YOUR TASK: Set the records down again, exactly, without their images.

═══ DATASET

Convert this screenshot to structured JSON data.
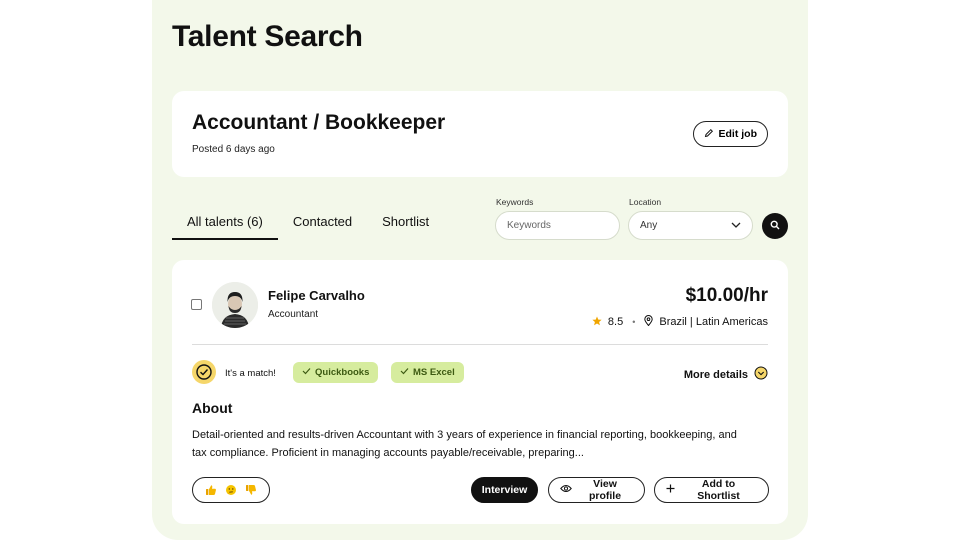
{
  "page": {
    "title": "Talent Search"
  },
  "job": {
    "title": "Accountant / Bookkeeper",
    "posted": "Posted 6 days ago",
    "edit_label": "Edit job"
  },
  "tabs": [
    {
      "label": "All talents (6)",
      "active": true
    },
    {
      "label": "Contacted",
      "active": false
    },
    {
      "label": "Shortlist",
      "active": false
    }
  ],
  "filters": {
    "keywords_label": "Keywords",
    "keywords_placeholder": "Keywords",
    "keywords_value": "",
    "location_label": "Location",
    "location_value": "Any"
  },
  "candidate": {
    "name": "Felipe Carvalho",
    "role": "Accountant",
    "rate": "$10.00/hr",
    "rating": "8.5",
    "location": "Brazil | Latin Americas",
    "match_text": "It's a match!",
    "skills": [
      "Quickbooks",
      "MS Excel"
    ],
    "more_details_label": "More details",
    "about_heading": "About",
    "about_text": "Detail-oriented and results-driven Accountant with 3 years of experience in financial reporting, bookkeeping, and tax compliance. Proficient in managing accounts payable/receivable, preparing...",
    "actions": {
      "interview": "Interview",
      "view_profile": "View profile",
      "add_shortlist": "Add to Shortlist"
    }
  },
  "colors": {
    "panel_bg": "#f3f8ea",
    "skill_tag_bg": "#d6ec9e",
    "match_badge": "#f5d66a",
    "star": "#f0a500"
  },
  "icons": [
    "pencil-icon",
    "search-icon",
    "chevron-down-icon",
    "star-icon",
    "location-pin-icon",
    "check-circle-icon",
    "check-icon",
    "chevron-circle-icon",
    "thumbs-up-icon",
    "thinking-face-icon",
    "thumbs-down-icon",
    "eye-icon",
    "plus-icon"
  ]
}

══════

SOLUTION FOR THIS TASK:
Convert this screenshot to structured JSON data.
{
  "page": {
    "title": "Talent Search"
  },
  "job": {
    "title": "Accountant / Bookkeeper",
    "posted": "Posted 6 days ago",
    "edit_label": "Edit job"
  },
  "tabs": [
    {
      "label": "All talents (6)",
      "active": true
    },
    {
      "label": "Contacted",
      "active": false
    },
    {
      "label": "Shortlist",
      "active": false
    }
  ],
  "filters": {
    "keywords_label": "Keywords",
    "keywords_placeholder": "Keywords",
    "keywords_value": "",
    "location_label": "Location",
    "location_value": "Any"
  },
  "candidate": {
    "name": "Felipe Carvalho",
    "role": "Accountant",
    "rate": "$10.00/hr",
    "rating": "8.5",
    "location": "Brazil | Latin Americas",
    "match_text": "It's a match!",
    "skills": [
      "Quickbooks",
      "MS Excel"
    ],
    "more_details_label": "More details",
    "about_heading": "About",
    "about_text": "Detail-oriented and results-driven Accountant with 3 years of experience in financial reporting, bookkeeping, and tax compliance. Proficient in managing accounts payable/receivable, preparing...",
    "actions": {
      "interview": "Interview",
      "view_profile": "View profile",
      "add_shortlist": "Add to Shortlist"
    }
  },
  "colors": {
    "panel_bg": "#f3f8ea",
    "skill_tag_bg": "#d6ec9e",
    "match_badge": "#f5d66a",
    "star": "#f0a500"
  },
  "icons": [
    "pencil-icon",
    "search-icon",
    "chevron-down-icon",
    "star-icon",
    "location-pin-icon",
    "check-circle-icon",
    "check-icon",
    "chevron-circle-icon",
    "thumbs-up-icon",
    "thinking-face-icon",
    "thumbs-down-icon",
    "eye-icon",
    "plus-icon"
  ]
}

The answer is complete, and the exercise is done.